** Opening MATERIAL FOR THE TASK block **

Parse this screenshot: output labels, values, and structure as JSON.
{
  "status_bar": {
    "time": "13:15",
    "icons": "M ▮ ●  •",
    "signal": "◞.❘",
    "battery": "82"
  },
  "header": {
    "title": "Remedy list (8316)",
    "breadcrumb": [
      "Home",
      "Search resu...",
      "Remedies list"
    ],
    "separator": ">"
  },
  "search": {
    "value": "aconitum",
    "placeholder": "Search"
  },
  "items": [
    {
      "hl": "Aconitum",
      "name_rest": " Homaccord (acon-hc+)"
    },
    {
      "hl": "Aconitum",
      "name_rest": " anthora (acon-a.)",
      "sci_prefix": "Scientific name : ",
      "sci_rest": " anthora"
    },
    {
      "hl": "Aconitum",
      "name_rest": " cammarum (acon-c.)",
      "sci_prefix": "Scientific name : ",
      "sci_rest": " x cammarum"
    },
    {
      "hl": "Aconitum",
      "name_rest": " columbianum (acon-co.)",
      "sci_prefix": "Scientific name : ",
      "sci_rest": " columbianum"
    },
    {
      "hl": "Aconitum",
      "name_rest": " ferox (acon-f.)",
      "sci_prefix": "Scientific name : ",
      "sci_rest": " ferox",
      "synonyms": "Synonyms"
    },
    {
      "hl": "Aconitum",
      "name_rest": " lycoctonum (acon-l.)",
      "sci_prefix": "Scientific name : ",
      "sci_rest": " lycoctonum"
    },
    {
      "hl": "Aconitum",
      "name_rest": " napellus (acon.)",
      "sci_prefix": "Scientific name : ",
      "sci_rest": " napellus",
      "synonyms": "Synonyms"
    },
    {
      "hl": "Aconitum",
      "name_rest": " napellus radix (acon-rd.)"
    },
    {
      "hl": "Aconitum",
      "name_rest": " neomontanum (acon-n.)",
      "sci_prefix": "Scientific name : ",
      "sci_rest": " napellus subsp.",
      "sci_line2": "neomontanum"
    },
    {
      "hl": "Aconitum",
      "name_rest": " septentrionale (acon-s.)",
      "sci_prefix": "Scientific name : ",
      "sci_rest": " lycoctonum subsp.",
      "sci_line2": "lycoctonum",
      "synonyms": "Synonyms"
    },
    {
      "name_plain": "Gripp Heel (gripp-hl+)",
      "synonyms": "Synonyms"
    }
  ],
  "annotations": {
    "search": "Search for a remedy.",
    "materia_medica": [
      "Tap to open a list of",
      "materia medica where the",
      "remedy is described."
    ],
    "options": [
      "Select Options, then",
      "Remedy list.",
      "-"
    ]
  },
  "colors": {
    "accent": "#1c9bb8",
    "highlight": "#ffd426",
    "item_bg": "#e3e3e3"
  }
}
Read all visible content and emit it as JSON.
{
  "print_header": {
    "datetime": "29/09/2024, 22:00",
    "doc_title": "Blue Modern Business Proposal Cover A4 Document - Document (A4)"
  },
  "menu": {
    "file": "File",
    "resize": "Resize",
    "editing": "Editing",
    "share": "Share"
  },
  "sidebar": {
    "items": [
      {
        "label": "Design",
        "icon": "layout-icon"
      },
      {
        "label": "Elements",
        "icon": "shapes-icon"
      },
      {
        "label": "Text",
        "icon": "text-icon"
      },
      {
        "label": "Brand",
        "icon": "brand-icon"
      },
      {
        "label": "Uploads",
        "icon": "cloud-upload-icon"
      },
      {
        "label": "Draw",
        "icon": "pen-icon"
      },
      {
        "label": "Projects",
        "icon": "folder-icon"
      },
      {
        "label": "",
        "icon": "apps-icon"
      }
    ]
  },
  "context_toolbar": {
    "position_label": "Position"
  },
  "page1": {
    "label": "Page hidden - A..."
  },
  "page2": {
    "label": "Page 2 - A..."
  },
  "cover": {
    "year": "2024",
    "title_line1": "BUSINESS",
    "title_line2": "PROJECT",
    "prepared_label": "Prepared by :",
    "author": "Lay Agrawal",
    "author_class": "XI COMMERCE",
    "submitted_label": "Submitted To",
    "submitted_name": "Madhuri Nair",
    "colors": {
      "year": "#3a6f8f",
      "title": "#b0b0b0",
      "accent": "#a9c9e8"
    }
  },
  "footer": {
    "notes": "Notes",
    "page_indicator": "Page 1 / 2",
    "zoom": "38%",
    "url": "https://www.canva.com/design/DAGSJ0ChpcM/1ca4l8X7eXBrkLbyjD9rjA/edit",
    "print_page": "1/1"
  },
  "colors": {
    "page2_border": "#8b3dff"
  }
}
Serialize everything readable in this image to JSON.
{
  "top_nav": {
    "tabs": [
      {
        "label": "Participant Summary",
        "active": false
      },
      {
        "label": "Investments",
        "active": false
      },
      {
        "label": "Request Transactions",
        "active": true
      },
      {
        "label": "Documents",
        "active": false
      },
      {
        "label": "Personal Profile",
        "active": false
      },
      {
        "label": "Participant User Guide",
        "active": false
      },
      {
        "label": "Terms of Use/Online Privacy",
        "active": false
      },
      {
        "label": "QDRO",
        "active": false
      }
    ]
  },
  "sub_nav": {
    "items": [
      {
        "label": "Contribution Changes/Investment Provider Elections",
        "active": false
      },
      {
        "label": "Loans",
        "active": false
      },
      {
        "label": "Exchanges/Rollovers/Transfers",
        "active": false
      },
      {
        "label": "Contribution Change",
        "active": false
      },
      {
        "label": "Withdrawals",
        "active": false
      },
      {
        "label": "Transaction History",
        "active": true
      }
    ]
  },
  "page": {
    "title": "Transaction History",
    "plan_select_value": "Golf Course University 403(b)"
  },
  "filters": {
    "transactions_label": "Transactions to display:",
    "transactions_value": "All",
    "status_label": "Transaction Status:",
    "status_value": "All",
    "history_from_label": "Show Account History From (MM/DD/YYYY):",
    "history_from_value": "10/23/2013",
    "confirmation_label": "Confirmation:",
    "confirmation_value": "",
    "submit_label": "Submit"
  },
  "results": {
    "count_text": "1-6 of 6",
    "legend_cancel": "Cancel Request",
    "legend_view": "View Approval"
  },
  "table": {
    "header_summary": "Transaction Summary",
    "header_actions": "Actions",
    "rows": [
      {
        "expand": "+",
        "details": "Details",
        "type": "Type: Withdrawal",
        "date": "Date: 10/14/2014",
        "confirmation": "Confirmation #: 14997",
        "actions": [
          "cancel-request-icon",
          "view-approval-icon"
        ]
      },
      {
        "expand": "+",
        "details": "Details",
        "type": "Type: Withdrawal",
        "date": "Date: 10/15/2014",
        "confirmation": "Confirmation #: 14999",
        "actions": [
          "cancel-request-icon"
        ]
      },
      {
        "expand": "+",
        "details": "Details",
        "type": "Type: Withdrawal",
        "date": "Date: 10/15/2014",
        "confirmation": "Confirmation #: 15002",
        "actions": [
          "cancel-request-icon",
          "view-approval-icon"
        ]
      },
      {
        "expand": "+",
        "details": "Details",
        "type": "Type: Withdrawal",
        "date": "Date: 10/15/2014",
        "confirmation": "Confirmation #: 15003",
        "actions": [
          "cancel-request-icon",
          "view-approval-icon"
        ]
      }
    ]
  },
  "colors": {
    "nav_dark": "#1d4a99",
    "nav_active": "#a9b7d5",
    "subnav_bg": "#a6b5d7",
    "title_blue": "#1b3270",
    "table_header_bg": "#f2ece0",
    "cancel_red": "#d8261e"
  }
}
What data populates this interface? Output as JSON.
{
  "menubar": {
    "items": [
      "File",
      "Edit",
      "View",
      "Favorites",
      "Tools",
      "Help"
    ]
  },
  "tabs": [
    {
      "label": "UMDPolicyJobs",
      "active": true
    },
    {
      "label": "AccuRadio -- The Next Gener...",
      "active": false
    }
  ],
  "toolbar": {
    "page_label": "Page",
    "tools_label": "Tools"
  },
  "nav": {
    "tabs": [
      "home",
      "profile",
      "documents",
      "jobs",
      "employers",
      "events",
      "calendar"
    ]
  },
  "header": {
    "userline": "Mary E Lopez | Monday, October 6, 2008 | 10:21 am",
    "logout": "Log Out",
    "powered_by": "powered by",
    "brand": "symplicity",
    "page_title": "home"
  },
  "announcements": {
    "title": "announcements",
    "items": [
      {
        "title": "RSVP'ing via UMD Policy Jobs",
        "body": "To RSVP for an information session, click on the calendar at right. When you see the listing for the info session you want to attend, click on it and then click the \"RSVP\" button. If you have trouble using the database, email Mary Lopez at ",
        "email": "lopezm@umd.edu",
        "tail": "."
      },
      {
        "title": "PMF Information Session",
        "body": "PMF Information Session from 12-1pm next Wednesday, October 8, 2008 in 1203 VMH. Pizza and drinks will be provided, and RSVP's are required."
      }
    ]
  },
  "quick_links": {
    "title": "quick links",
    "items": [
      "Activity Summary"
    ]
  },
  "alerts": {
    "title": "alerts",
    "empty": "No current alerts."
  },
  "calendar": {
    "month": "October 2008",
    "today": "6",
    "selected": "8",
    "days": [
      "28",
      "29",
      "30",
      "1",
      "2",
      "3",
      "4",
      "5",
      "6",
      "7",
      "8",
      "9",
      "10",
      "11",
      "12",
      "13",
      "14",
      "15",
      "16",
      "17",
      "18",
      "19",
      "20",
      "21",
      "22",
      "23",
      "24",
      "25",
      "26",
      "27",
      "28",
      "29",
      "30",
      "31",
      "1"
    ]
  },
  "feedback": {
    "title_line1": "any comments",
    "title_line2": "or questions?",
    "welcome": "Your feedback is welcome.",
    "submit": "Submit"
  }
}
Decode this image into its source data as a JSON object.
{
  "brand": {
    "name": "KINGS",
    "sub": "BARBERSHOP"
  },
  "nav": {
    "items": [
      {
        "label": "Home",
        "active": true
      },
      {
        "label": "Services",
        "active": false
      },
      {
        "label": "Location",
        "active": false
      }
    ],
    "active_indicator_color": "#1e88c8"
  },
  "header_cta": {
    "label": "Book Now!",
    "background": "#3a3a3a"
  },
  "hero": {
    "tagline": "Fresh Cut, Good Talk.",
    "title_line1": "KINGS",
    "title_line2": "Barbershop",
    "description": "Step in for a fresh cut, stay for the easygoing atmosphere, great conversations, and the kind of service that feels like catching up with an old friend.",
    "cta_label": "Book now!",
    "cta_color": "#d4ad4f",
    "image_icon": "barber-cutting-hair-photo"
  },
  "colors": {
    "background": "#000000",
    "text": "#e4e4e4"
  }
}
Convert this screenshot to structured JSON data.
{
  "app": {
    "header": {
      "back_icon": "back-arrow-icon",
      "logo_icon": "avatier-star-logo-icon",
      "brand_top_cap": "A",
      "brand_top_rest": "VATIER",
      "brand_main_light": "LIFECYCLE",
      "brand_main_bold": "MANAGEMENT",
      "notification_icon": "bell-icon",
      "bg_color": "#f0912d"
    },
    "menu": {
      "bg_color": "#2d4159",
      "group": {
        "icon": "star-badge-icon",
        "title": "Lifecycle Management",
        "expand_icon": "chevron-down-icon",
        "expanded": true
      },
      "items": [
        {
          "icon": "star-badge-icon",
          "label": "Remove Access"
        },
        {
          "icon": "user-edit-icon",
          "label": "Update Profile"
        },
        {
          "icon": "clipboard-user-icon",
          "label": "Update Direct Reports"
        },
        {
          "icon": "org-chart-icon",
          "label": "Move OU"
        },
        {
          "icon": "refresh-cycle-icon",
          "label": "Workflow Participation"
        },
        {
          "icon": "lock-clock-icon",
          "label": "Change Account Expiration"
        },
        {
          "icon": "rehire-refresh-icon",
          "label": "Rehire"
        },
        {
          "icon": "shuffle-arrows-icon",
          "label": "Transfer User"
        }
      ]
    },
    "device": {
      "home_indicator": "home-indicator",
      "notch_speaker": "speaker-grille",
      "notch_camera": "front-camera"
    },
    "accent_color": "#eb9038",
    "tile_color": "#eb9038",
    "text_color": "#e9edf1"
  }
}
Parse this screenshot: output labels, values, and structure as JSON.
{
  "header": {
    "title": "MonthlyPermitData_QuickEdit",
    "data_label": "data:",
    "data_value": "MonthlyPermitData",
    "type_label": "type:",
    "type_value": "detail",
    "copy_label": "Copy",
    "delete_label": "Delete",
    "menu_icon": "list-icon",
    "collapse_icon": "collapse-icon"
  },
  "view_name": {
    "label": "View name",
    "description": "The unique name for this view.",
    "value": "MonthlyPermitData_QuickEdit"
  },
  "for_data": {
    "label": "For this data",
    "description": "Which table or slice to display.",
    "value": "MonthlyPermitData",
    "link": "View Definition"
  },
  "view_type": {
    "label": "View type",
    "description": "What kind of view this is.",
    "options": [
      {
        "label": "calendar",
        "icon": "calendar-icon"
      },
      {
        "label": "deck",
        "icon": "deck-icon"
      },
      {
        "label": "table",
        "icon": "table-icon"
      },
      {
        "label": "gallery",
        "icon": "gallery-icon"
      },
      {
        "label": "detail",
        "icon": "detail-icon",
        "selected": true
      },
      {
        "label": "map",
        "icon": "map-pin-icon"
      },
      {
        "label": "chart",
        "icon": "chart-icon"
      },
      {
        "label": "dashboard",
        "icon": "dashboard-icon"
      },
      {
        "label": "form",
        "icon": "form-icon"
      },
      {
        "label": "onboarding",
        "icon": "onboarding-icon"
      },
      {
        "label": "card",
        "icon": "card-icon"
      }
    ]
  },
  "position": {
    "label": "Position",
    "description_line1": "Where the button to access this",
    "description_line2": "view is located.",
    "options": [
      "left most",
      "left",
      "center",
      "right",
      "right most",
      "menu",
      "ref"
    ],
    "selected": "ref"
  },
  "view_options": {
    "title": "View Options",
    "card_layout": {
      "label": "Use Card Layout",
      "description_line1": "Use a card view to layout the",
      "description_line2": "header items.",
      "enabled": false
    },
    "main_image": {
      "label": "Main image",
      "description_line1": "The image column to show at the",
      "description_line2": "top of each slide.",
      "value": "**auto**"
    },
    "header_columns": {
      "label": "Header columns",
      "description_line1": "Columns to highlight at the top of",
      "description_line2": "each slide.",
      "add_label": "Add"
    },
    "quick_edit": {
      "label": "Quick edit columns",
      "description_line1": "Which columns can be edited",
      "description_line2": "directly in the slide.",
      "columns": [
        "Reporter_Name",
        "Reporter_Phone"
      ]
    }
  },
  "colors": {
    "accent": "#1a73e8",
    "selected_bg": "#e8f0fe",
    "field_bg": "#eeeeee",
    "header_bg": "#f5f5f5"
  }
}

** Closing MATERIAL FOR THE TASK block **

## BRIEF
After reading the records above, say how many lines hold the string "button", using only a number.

## ANSWER TO THIS EXERCISE
2